A License to Carry a Concealed Weapon is not a License to use it.
Florida law justifies use of deadly force when you are:
- Trying to protect yourself or another person from death or serious bodily harm;
- Trying to prevent a forcible felony, such as rape, robbery, burglary or kidnapping.
Using or displaying a handgun in any other circumstances could result in your conviction for crimes such as improper exhibition of a firearm, manslaughter, or worse.
Verbal threats are not enough to justify the use of deadly force. There must be an overt act by the person which indicates that he immediately intends to carry out the threat. The person threatened must reasonably believe that he will be killed or suffer serious bodily harm if he does not immediately take the life of his adversary.
The courts have created an exception to the duty to retreat called the “castle doctrine.” Under the castle doctrine, you need not retreat from your own home to avoid using deadly force against an assailant. The castle doctrine applies if you are attacked in your own home by an intruder. The castle doctrine also applies when you are in your place of business. If you are in danger of death or great bodily harm or you are trying to prevent a forcible felony, you do not have to retreat before using deadly force in self-defense.
Never display a handgun to gain "leverage" in an argument. Threatening someone verbally while possessing a handgun, even licensed, will land you in jail for three years. Even if the gun is broken or you don't have bullets, you will receive the mandatory three-year sentence if convicted. The law does not allow any possibility of getting out of jail early.If you see someone who is being attacked, you can use deadly force to defend him/her if the circumstances would justify that person's use of deadly force in his/her own defense. In other words, you "stand in the shoes" of the person being attacked.
A license to carry a concealed weapon does not make you a free-lance policeman. But, as stated earlier, deadly force is justified if you are trying to prevent the imminent commission of a forcible felony. The use of deadly force must be absolutely necessary to prevent the crime. Also, if the criminal runs away, you cannot use deadly force to stop him, because you would no longer be "preventing" a crime. If use of deadly force is not necessary, or you use deadly force after the crime has stopped, you could be convicted of manslaughter.
You can read the whole thing here. and I suggest that you do.
So did Martin knock Zimmerman to the ground, bloodying his nose -- and if so is that justification for shooting him? Does the fact that Zimmerman initiated the conflict matter? Did shooting constitute the only hope Zimmerman had of survival? Does the Castle Doctrine apply here. My answer to all these questions is an emphatic no and I think we have to stop marching in the street and stifle the lemming-like group think and take this matter to court. You don't accomplish anything by trying someone by the laws of mob rule.
It may be difficult at this point to convict Zimmerman, but perhaps not so difficult to find that the Sanford Police violated the victim's civil rights by denying him the protection of the law, which after all, side with the party being pursued.
But no matter what happens, Liberals are going to be suspicious of what I see as a basic human right and an affirmation that the small and weak and young and disadvantaged should not be subject to the size and strength and aggression of the strong and numerous.

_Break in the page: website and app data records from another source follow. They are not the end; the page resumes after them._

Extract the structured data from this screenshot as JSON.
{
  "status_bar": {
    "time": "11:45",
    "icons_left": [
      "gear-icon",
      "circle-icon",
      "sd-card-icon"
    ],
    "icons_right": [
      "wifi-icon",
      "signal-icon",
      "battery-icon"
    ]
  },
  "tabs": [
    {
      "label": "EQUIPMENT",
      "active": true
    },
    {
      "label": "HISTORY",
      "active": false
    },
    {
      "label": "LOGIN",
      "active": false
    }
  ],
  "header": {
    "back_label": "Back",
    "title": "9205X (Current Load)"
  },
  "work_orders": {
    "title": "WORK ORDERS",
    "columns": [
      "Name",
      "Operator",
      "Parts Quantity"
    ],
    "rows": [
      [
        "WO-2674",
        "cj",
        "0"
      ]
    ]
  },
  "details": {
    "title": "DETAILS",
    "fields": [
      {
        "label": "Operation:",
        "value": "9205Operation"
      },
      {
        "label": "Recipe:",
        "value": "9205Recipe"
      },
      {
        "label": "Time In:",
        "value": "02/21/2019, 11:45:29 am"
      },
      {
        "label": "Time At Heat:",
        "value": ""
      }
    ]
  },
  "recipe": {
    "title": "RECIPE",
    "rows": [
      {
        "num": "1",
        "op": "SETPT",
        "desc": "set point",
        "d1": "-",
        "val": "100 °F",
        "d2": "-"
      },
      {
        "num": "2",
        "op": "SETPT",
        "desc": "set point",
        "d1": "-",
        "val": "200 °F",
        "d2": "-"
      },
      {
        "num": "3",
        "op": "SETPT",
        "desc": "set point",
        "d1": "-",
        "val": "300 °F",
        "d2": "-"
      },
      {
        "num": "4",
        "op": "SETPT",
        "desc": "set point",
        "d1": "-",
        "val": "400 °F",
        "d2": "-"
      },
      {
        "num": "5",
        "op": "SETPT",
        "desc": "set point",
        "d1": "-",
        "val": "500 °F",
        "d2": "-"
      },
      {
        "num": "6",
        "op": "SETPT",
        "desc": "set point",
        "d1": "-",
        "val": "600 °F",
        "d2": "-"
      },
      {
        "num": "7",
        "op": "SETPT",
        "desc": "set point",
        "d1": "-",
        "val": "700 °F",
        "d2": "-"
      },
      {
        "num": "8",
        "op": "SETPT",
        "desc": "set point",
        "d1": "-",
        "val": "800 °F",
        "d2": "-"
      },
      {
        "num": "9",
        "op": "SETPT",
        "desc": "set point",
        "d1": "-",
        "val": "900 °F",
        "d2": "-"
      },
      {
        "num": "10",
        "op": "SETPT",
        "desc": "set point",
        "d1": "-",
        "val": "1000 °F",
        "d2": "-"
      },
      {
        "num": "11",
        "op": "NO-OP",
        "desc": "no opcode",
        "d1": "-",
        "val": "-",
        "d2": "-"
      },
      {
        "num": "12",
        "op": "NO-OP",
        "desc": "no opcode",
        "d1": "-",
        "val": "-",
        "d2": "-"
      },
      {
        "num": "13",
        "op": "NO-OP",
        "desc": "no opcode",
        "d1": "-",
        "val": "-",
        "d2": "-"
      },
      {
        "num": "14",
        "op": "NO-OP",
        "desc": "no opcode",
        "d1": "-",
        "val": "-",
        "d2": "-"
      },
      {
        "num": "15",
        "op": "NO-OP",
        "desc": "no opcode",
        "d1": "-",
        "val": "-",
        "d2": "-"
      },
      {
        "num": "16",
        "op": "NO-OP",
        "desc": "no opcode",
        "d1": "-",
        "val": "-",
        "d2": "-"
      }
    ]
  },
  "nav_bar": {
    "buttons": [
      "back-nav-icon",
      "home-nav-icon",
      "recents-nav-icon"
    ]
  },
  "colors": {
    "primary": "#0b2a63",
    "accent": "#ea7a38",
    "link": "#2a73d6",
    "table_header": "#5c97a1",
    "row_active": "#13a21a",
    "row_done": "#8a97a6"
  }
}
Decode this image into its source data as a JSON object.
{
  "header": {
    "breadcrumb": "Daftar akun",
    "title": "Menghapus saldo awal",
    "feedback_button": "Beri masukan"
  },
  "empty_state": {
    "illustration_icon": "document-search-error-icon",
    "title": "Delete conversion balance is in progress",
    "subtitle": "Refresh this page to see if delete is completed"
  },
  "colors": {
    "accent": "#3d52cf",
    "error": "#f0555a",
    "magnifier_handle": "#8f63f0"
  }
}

Media businesses like CNN are going to continue to sneak in insinuations like:
Florida's "stand your ground" deadly force law prohibited them from making an arrest.
The law allows the use of deadly force anywhere a person feels a reasonable fear of death or serious injury, and has been cited in a rising number of justifiable homicide cases in Florida.
even if Zimmerman wasn't standing his ground and any fear he had wasn't reasonable and the law requires that there be a real threat, not the feeling of angst. He was chasing someone, someone who had a right to be where he was and without any right to do so and those "justifiable homicides" include a large number of homeowners that otherwise would be dead and without benefit of public rallies and rhetoric damning the law that saved their lives.